**DATA EXCERPTS**:
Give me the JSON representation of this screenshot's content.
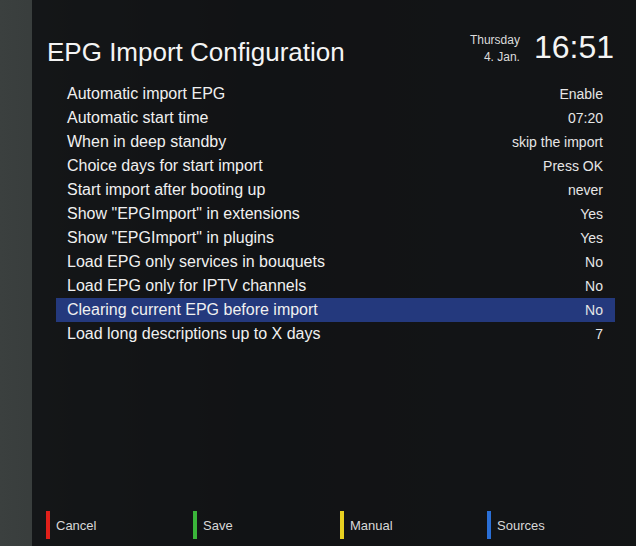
{
  "screen": {
    "title": "EPG Import Configuration"
  },
  "clock": {
    "day": "Thursday",
    "date": "4. Jan.",
    "time": "16:51"
  },
  "settings": [
    {
      "label": "Automatic import EPG",
      "value": "Enable",
      "selected": false
    },
    {
      "label": "Automatic start time",
      "value": "07:20",
      "selected": false
    },
    {
      "label": "When in deep standby",
      "value": "skip the import",
      "selected": false
    },
    {
      "label": "Choice days for start import",
      "value": "Press OK",
      "selected": false
    },
    {
      "label": "Start import after booting up",
      "value": "never",
      "selected": false
    },
    {
      "label": "Show \"EPGImport\" in extensions",
      "value": "Yes",
      "selected": false
    },
    {
      "label": "Show \"EPGImport\" in plugins",
      "value": "Yes",
      "selected": false
    },
    {
      "label": "Load EPG only services in bouquets",
      "value": "No",
      "selected": false
    },
    {
      "label": "Load EPG only for IPTV channels",
      "value": "No",
      "selected": false
    },
    {
      "label": "Clearing current EPG before import",
      "value": "No",
      "selected": true
    },
    {
      "label": "Load long descriptions up to X days",
      "value": "7",
      "selected": false
    }
  ],
  "buttons": [
    {
      "label": "Cancel",
      "color": "#e0201a"
    },
    {
      "label": "Save",
      "color": "#3ab53a"
    },
    {
      "label": "Manual",
      "color": "#e8d020"
    },
    {
      "label": "Sources",
      "color": "#2a6fd6"
    }
  ]
}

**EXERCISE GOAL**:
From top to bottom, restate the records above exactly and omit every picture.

**TASK ANSWER**:
Give me the JSON representation of this screenshot's content.
{
  "screen": {
    "title": "EPG Import Configuration"
  },
  "clock": {
    "day": "Thursday",
    "date": "4. Jan.",
    "time": "16:51"
  },
  "settings": [
    {
      "label": "Automatic import EPG",
      "value": "Enable",
      "selected": false
    },
    {
      "label": "Automatic start time",
      "value": "07:20",
      "selected": false
    },
    {
      "label": "When in deep standby",
      "value": "skip the import",
      "selected": false
    },
    {
      "label": "Choice days for start import",
      "value": "Press OK",
      "selected": false
    },
    {
      "label": "Start import after booting up",
      "value": "never",
      "selected": false
    },
    {
      "label": "Show \"EPGImport\" in extensions",
      "value": "Yes",
      "selected": false
    },
    {
      "label": "Show \"EPGImport\" in plugins",
      "value": "Yes",
      "selected": false
    },
    {
      "label": "Load EPG only services in bouquets",
      "value": "No",
      "selected": false
    },
    {
      "label": "Load EPG only for IPTV channels",
      "value": "No",
      "selected": false
    },
    {
      "label": "Clearing current EPG before import",
      "value": "No",
      "selected": true
    },
    {
      "label": "Load long descriptions up to X days",
      "value": "7",
      "selected": false
    }
  ],
  "buttons": [
    {
      "label": "Cancel",
      "color": "#e0201a"
    },
    {
      "label": "Save",
      "color": "#3ab53a"
    },
    {
      "label": "Manual",
      "color": "#e8d020"
    },
    {
      "label": "Sources",
      "color": "#2a6fd6"
    }
  ]
}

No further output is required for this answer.